WHAT YOU WILL DO:
In total, how many lines of the data contain the word "read"? Only that number is wanted.

PROVIDED ENTRIES:
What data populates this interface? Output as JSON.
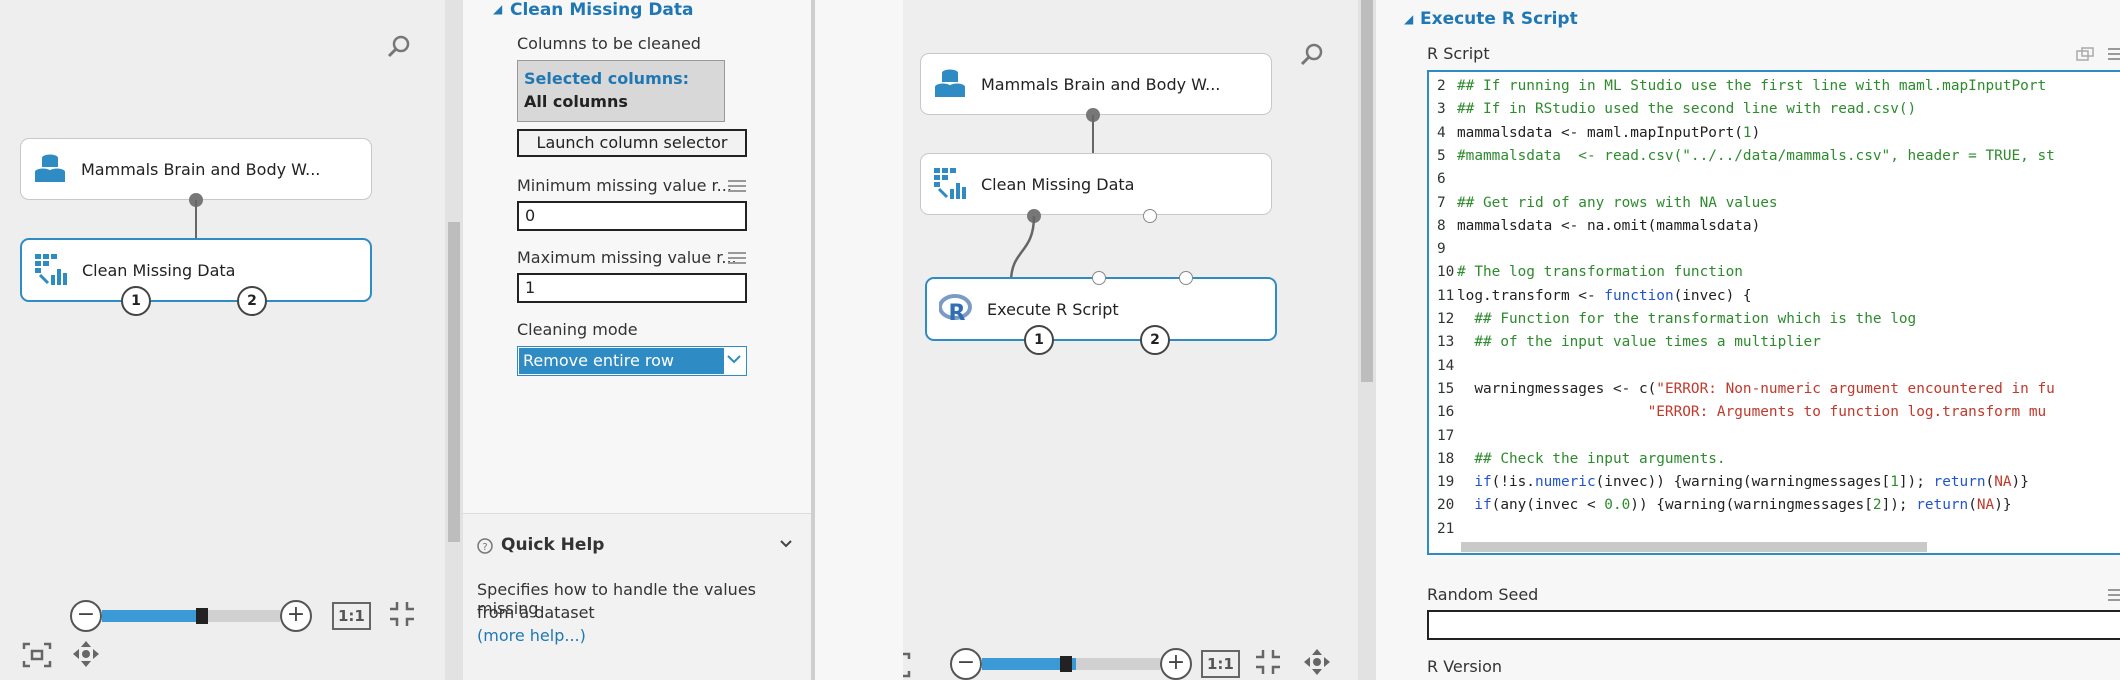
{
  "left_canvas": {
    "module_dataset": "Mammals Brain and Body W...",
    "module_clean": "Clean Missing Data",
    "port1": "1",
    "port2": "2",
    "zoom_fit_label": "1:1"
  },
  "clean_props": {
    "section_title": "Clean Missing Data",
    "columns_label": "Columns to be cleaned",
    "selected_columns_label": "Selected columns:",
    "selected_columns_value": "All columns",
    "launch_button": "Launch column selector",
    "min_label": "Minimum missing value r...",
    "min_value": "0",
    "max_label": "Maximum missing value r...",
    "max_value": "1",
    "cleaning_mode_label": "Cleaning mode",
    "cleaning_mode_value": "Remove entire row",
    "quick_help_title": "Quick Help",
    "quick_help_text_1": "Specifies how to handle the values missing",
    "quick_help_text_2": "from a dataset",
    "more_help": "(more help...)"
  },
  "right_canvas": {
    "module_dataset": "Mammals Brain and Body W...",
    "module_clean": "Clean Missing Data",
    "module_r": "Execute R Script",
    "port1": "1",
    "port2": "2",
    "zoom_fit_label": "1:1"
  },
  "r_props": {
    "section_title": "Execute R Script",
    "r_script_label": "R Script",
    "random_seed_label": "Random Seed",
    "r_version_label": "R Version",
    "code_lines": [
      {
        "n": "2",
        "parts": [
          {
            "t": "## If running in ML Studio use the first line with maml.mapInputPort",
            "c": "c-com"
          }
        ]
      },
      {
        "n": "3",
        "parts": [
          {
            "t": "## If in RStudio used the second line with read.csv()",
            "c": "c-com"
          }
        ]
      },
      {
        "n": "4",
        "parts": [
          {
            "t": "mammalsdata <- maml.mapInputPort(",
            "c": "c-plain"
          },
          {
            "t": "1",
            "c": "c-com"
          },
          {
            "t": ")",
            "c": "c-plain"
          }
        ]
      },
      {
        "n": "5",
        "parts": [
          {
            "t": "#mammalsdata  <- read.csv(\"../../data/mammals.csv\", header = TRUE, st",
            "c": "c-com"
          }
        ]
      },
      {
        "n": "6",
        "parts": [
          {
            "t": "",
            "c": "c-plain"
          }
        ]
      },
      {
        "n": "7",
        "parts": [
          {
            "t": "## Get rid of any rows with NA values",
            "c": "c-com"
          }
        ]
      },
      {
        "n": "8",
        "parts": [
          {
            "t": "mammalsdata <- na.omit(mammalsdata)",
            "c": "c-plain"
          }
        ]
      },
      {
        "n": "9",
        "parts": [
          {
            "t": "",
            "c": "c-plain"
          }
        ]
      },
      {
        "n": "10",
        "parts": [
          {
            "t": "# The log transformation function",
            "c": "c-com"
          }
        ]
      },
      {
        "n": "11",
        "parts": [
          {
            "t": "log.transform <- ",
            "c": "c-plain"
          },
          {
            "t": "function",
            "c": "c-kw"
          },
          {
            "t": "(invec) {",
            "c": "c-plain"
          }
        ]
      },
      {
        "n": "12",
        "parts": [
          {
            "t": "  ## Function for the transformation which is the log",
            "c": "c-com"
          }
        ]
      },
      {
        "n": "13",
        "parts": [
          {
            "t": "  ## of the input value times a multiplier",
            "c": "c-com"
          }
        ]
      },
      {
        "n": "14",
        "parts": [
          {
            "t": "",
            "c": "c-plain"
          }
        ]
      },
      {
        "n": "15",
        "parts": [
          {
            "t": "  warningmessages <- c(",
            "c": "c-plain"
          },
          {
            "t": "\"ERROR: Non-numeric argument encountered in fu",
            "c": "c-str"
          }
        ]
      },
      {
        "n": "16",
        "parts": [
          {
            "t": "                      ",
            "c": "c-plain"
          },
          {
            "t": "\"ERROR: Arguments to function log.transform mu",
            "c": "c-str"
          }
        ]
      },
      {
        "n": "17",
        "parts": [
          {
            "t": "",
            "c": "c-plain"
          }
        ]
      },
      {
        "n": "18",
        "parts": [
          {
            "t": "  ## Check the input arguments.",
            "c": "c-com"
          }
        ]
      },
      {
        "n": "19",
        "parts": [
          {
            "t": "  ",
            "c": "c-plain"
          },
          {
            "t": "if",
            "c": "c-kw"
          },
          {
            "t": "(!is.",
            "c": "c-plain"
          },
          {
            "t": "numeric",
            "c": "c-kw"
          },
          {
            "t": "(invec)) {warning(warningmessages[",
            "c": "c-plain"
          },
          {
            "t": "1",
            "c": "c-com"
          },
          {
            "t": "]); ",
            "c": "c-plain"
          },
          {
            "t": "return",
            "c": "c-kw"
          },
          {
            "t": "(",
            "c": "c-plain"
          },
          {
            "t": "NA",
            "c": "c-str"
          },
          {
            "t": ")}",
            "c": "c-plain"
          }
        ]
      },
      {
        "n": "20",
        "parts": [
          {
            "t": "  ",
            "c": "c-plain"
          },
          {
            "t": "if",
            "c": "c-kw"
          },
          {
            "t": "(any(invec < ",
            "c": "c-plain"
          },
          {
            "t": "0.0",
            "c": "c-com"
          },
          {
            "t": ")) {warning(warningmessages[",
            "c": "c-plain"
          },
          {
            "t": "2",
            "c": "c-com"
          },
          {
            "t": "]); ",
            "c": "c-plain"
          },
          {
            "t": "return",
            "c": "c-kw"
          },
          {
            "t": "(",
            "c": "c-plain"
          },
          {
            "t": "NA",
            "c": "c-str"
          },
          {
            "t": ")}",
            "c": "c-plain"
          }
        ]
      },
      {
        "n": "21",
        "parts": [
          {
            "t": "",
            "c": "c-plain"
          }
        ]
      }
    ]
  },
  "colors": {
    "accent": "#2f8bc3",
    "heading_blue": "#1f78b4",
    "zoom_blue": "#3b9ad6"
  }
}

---

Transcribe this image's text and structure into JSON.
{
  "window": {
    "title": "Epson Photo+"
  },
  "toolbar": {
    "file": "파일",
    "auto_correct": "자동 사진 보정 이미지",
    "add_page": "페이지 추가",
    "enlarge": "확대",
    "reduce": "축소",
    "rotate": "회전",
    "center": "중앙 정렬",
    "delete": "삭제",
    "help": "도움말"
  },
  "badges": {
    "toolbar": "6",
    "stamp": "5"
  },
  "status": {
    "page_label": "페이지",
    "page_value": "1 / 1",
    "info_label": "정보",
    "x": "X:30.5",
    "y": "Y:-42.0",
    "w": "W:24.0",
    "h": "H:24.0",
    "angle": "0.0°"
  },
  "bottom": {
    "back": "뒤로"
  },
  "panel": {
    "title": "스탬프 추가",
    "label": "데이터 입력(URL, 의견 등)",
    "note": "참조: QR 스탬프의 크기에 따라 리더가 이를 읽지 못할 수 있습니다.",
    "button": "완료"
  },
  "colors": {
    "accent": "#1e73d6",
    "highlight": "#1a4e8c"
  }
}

SOLUTION TO THIS TASK:
2